── DATA SHOWN ──
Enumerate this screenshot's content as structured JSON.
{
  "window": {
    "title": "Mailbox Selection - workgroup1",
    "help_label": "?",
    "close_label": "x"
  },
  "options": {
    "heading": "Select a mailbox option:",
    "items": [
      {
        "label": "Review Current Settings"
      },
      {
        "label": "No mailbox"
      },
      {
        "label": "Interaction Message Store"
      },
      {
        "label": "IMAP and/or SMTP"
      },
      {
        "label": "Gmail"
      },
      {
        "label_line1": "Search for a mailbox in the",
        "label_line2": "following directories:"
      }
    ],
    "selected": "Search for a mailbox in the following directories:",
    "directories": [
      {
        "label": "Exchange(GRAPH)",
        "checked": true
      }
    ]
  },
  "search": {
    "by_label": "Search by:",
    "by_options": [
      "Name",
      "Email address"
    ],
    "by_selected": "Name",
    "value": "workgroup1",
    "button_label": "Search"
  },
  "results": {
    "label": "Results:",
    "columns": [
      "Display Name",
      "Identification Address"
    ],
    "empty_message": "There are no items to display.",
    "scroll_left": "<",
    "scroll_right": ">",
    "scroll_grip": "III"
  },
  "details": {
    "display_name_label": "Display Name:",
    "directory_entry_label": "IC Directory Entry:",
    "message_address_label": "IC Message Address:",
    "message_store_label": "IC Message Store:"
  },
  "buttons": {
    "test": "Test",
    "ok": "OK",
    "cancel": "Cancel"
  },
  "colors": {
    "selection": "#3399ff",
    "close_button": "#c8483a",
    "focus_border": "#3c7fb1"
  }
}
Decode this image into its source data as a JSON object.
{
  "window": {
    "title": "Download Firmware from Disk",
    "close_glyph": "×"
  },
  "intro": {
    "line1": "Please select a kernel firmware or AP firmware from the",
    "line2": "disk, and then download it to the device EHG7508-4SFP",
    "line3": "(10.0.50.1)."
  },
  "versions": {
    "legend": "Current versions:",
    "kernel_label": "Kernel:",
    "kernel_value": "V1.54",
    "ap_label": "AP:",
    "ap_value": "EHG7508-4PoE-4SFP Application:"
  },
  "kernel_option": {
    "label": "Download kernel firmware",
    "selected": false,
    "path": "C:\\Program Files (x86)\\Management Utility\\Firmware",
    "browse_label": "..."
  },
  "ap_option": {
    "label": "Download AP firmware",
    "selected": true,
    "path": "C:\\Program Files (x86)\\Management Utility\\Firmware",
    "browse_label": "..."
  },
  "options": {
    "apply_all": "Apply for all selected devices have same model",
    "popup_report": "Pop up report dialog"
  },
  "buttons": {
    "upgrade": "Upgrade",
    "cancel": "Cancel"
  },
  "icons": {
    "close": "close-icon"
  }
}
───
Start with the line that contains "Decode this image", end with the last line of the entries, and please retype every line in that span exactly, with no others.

=== COMPLETED TASK ===
Decode this image into its source data as a JSON object.
{
  "window": {
    "title": "Download Firmware from Disk",
    "close_glyph": "×"
  },
  "intro": {
    "line1": "Please select a kernel firmware or AP firmware from the",
    "line2": "disk, and then download it to the device EHG7508-4SFP",
    "line3": "(10.0.50.1)."
  },
  "versions": {
    "legend": "Current versions:",
    "kernel_label": "Kernel:",
    "kernel_value": "V1.54",
    "ap_label": "AP:",
    "ap_value": "EHG7508-4PoE-4SFP Application:"
  },
  "kernel_option": {
    "label": "Download kernel firmware",
    "selected": false,
    "path": "C:\\Program Files (x86)\\Management Utility\\Firmware",
    "browse_label": "..."
  },
  "ap_option": {
    "label": "Download AP firmware",
    "selected": true,
    "path": "C:\\Program Files (x86)\\Management Utility\\Firmware",
    "browse_label": "..."
  },
  "options": {
    "apply_all": "Apply for all selected devices have same model",
    "popup_report": "Pop up report dialog"
  },
  "buttons": {
    "upgrade": "Upgrade",
    "cancel": "Cancel"
  },
  "icons": {
    "close": "close-icon"
  }
}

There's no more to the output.